# What to produce
From the first entry to the last, restate everything word for word and exclude pictures.

# Entries supplied

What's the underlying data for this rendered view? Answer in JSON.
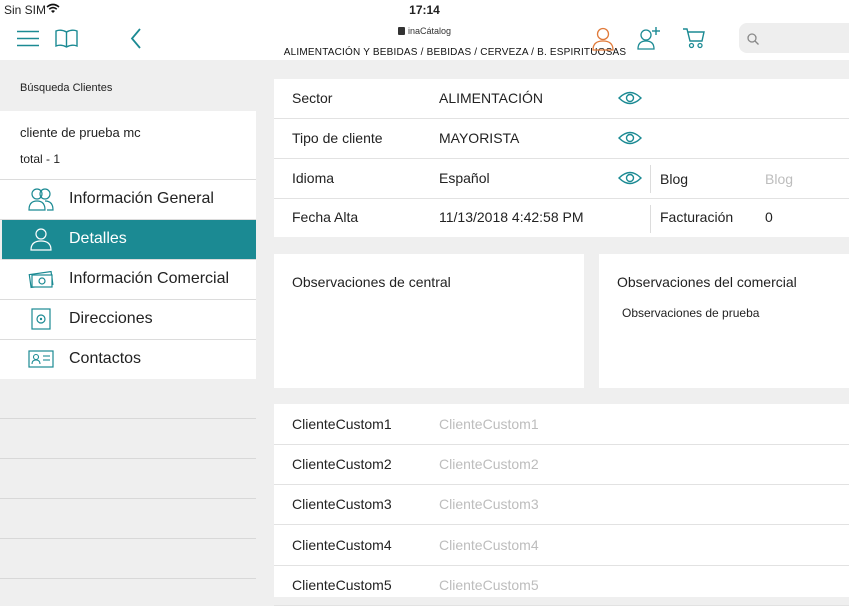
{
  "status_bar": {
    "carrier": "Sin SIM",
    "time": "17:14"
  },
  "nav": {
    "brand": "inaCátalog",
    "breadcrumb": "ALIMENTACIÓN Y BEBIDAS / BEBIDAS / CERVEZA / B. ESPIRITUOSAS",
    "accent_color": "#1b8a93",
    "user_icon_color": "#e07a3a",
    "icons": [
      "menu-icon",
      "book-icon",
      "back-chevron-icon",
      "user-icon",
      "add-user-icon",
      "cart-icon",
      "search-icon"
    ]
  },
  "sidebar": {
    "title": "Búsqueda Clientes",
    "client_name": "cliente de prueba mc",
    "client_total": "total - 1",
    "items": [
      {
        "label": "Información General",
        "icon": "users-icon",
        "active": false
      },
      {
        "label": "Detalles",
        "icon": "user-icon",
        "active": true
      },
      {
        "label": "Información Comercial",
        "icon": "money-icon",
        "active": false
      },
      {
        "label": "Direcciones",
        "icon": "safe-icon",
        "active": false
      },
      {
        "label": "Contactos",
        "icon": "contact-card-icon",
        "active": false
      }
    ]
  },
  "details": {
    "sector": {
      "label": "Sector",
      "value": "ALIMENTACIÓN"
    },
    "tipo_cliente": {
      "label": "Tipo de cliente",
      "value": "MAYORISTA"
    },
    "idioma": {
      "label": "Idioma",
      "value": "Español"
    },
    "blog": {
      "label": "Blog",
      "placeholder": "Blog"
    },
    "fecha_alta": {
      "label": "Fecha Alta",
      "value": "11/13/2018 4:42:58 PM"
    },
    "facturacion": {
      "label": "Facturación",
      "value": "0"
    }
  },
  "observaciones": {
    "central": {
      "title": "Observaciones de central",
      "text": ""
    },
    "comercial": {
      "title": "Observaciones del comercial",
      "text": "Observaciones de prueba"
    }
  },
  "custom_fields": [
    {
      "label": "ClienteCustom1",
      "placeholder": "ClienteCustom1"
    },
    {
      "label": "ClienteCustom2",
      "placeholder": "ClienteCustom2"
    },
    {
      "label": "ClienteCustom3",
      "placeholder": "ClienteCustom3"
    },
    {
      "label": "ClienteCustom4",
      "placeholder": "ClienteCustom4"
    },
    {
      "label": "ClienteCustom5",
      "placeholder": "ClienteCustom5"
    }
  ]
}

# Answer to the exercise
What's the underlying data for this rendered view? Answer in JSON.
{
  "status_bar": {
    "carrier": "Sin SIM",
    "time": "17:14"
  },
  "nav": {
    "brand": "inaCátalog",
    "breadcrumb": "ALIMENTACIÓN Y BEBIDAS / BEBIDAS / CERVEZA / B. ESPIRITUOSAS",
    "accent_color": "#1b8a93",
    "user_icon_color": "#e07a3a",
    "icons": [
      "menu-icon",
      "book-icon",
      "back-chevron-icon",
      "user-icon",
      "add-user-icon",
      "cart-icon",
      "search-icon"
    ]
  },
  "sidebar": {
    "title": "Búsqueda Clientes",
    "client_name": "cliente de prueba mc",
    "client_total": "total - 1",
    "items": [
      {
        "label": "Información General",
        "icon": "users-icon",
        "active": false
      },
      {
        "label": "Detalles",
        "icon": "user-icon",
        "active": true
      },
      {
        "label": "Información Comercial",
        "icon": "money-icon",
        "active": false
      },
      {
        "label": "Direcciones",
        "icon": "safe-icon",
        "active": false
      },
      {
        "label": "Contactos",
        "icon": "contact-card-icon",
        "active": false
      }
    ]
  },
  "details": {
    "sector": {
      "label": "Sector",
      "value": "ALIMENTACIÓN"
    },
    "tipo_cliente": {
      "label": "Tipo de cliente",
      "value": "MAYORISTA"
    },
    "idioma": {
      "label": "Idioma",
      "value": "Español"
    },
    "blog": {
      "label": "Blog",
      "placeholder": "Blog"
    },
    "fecha_alta": {
      "label": "Fecha Alta",
      "value": "11/13/2018 4:42:58 PM"
    },
    "facturacion": {
      "label": "Facturación",
      "value": "0"
    }
  },
  "observaciones": {
    "central": {
      "title": "Observaciones de central",
      "text": ""
    },
    "comercial": {
      "title": "Observaciones del comercial",
      "text": "Observaciones de prueba"
    }
  },
  "custom_fields": [
    {
      "label": "ClienteCustom1",
      "placeholder": "ClienteCustom1"
    },
    {
      "label": "ClienteCustom2",
      "placeholder": "ClienteCustom2"
    },
    {
      "label": "ClienteCustom3",
      "placeholder": "ClienteCustom3"
    },
    {
      "label": "ClienteCustom4",
      "placeholder": "ClienteCustom4"
    },
    {
      "label": "ClienteCustom5",
      "placeholder": "ClienteCustom5"
    }
  ]
}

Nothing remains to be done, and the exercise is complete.